Israeli Rabbinate: we can annul conversions
An “explosive” document on conversions by the Chief Rabbinate of Israel has argued that Orthodox conversions carried out in Israel can be annulled at any time.
The 122-page submission was presented to an Israeli High Court hearing brought by a women’s rights group trying to reinstate thousands of conversions that had been annulled in 2008.
Commenting in London on the document, Federation of Synagogues’ Beth Din head Dayan Yisroel Lichtenstein said that it meant that any Beth Din could annul a conversion retroactively. On that basis, the London Beth Din would be “justified” in reviewing every Orthodox conversion carried out in Israel.
The document, he said, could be used to demonstrate the incompatibility of religion and state in Israel and could lead to their separation, “a situation I deplore.
“I have never seen anything like it. It leaves converts in a very uncomfortable situation. Families could face turmoil and the implications are horrific. It also means the authorities in Israel have to get their act together because they cannot allow such a situation to continue. They really have to revamp how conversions are done.”
The Israeli rabbinate discovered from information on divorces that 97.2 per cent of converts between 1996 and 2008 had not kept mitzvot — and as a result, their conversions could be invalidated.
“I would advise someone who didn’t plan to keep the mitzvot not to bother with an Orthodox conversion,” the dayan said. “This demonstrates the incompatibility of the halachic judicial system and the secular system. It leaves one to wonder whether there’s any future in having the religion and the state as one. It is an explosive document. However, it is also very impressive because the halachic arguments are excellent. But it highlights the incompatibility of the systems because the secular system can’t live with retroactive annulment.”
The document is the latest move in a two-year battle over conversion between strictly Orthodox elements, who want tighter controls over who is converted, and more moderate rabbis who believe that conversions are irreversible.
Rabbi Barry Marcus, of the United Synagogue’s Central Synagogue in London, said: “The impact is potentially enormous.
“There is a feeling in some quarters that converts have almost become sacrificial lambs because of the internal struggle as to who dominates the rabbinate in Israel.
“It is sad that the Israeli rabbinate can spend so much time and energy undermining what was done in good faith.”

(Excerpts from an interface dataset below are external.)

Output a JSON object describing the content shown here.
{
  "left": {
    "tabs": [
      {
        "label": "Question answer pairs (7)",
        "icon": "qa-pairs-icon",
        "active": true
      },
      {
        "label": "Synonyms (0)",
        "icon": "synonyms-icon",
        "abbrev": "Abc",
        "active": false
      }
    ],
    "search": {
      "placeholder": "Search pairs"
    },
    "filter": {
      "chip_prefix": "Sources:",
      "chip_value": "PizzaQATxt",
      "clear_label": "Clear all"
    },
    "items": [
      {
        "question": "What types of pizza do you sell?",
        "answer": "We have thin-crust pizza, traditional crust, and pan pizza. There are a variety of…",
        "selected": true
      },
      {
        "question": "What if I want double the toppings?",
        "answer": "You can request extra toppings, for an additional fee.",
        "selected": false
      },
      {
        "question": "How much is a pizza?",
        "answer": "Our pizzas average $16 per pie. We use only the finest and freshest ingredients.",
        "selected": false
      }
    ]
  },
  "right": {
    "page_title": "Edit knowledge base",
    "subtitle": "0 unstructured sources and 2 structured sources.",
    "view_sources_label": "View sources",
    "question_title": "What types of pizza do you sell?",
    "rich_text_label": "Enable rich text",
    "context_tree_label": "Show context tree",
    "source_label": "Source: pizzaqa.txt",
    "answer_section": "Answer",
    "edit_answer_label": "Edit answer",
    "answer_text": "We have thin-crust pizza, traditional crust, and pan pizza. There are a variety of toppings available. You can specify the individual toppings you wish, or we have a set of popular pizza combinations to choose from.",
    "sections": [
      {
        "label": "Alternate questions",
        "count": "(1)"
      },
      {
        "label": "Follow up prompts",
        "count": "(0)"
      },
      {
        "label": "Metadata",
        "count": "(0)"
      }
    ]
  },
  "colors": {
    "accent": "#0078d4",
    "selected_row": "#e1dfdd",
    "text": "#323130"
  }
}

Rabbi Yehuda Brodie, administrator of the Manchester Beth Din, said: “Whenever anyone undergoes conversion anywhere in the world, they must be careful to ensure that the conversion process they undertake is under a body competent to carry it out.”
Those who had Manchester or London Beth Din conversions “won’t have anything to be concerned about”.
Britons converted by Israeli Orthodox authorities are already expressing concern. Helen Sagal’s story came to light in April 2005, when the JC reported that she and her Israeli husband’s application for their son to attend JFS was turned down because the London Beth Din refused to recognise her Israeli Orthodox conversion.
Mrs Sagal said this week: “It is neither right nor fair that converts have to live with this. The rabbinic authorities are trying to hold an axe over their heads for the rest of their lives.
“There are so many implications. If a mother has a daughter who marries into an Orthodox family and then has her conversion annulled, what happens to everyone else? The consequences could be devastating.”
Mrs Sagal believed the process of conversion was at fault and that there should be a probationary period where rabbis could monitor a convert’s progress.
In the Israeli case, the Centre for Women’s Justice wants the court to reinstate thousands of conversions performed by the state-sponsored Conversion Authority headed by Rabbi Haim Druckman.